- WORK ITEM -
All pictures are to be dropped, and the remaining data set down exactly.

START EXCERPTED RECORDS

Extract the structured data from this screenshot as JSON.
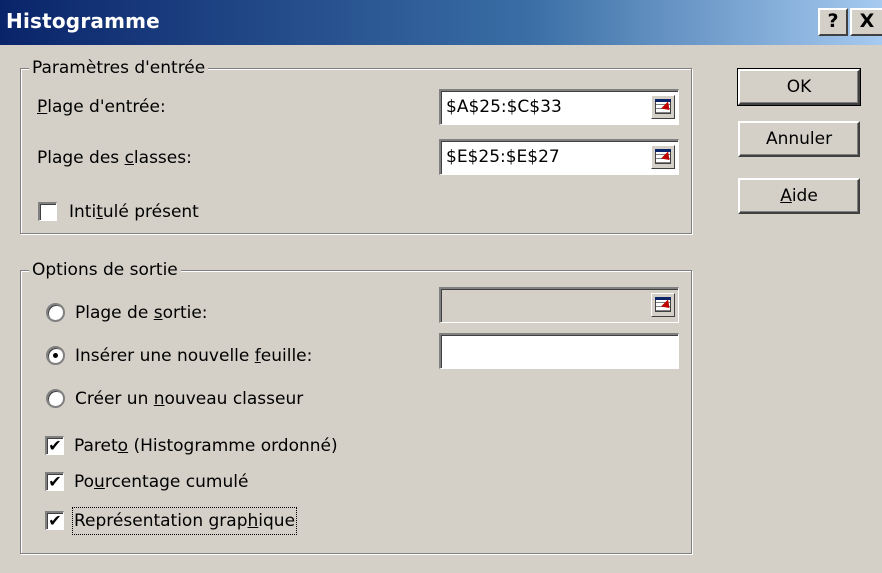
{
  "window": {
    "title": "Histogramme",
    "help_glyph": "?",
    "close_glyph": "X"
  },
  "input_params": {
    "legend": "Paramètres d'entrée",
    "input_range": {
      "label_first": "P",
      "label_rest": "lage d'entrée:",
      "value": "$A$25:$C$33"
    },
    "bin_range": {
      "label_pre": "Plage des ",
      "label_u": "c",
      "label_post": "lasses:",
      "value": "$E$25:$E$27"
    },
    "labels_check": {
      "label_pre": "Inti",
      "label_u": "t",
      "label_post": "ulé présent",
      "checked": false
    }
  },
  "output_options": {
    "legend": "Options de sortie",
    "output_range": {
      "label_pre": "Plage de ",
      "label_u": "s",
      "label_post": "ortie:",
      "value": "",
      "selected": false
    },
    "new_sheet": {
      "label_pre": "Insérer une nouvelle ",
      "label_u": "f",
      "label_post": "euille:",
      "value": "",
      "selected": true
    },
    "new_workbook": {
      "label_pre": "Créer un ",
      "label_u": "n",
      "label_post": "ouveau classeur",
      "selected": false
    },
    "pareto": {
      "label_pre": "Paret",
      "label_u": "o",
      "label_post": " (Histogramme ordonné)",
      "checked": true
    },
    "cumulative": {
      "label_pre": "Po",
      "label_u": "u",
      "label_post": "rcentage cumulé",
      "checked": true
    },
    "chart": {
      "label_pre": "Représentation grap",
      "label_u": "h",
      "label_post": "ique",
      "checked": true
    }
  },
  "buttons": {
    "ok": "OK",
    "cancel": "Annuler",
    "help_u": "A",
    "help_rest": "ide"
  },
  "check_glyph": "✔"
}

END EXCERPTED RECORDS

- PROBLEM SOLUTION -
Extract the structured data from this screenshot as JSON.
{
  "window": {
    "title": "Histogramme",
    "help_glyph": "?",
    "close_glyph": "X"
  },
  "input_params": {
    "legend": "Paramètres d'entrée",
    "input_range": {
      "label_first": "P",
      "label_rest": "lage d'entrée:",
      "value": "$A$25:$C$33"
    },
    "bin_range": {
      "label_pre": "Plage des ",
      "label_u": "c",
      "label_post": "lasses:",
      "value": "$E$25:$E$27"
    },
    "labels_check": {
      "label_pre": "Inti",
      "label_u": "t",
      "label_post": "ulé présent",
      "checked": false
    }
  },
  "output_options": {
    "legend": "Options de sortie",
    "output_range": {
      "label_pre": "Plage de ",
      "label_u": "s",
      "label_post": "ortie:",
      "value": "",
      "selected": false
    },
    "new_sheet": {
      "label_pre": "Insérer une nouvelle ",
      "label_u": "f",
      "label_post": "euille:",
      "value": "",
      "selected": true
    },
    "new_workbook": {
      "label_pre": "Créer un ",
      "label_u": "n",
      "label_post": "ouveau classeur",
      "selected": false
    },
    "pareto": {
      "label_pre": "Paret",
      "label_u": "o",
      "label_post": " (Histogramme ordonné)",
      "checked": true
    },
    "cumulative": {
      "label_pre": "Po",
      "label_u": "u",
      "label_post": "rcentage cumulé",
      "checked": true
    },
    "chart": {
      "label_pre": "Représentation grap",
      "label_u": "h",
      "label_post": "ique",
      "checked": true
    }
  },
  "buttons": {
    "ok": "OK",
    "cancel": "Annuler",
    "help_u": "A",
    "help_rest": "ide"
  },
  "check_glyph": "✔"
}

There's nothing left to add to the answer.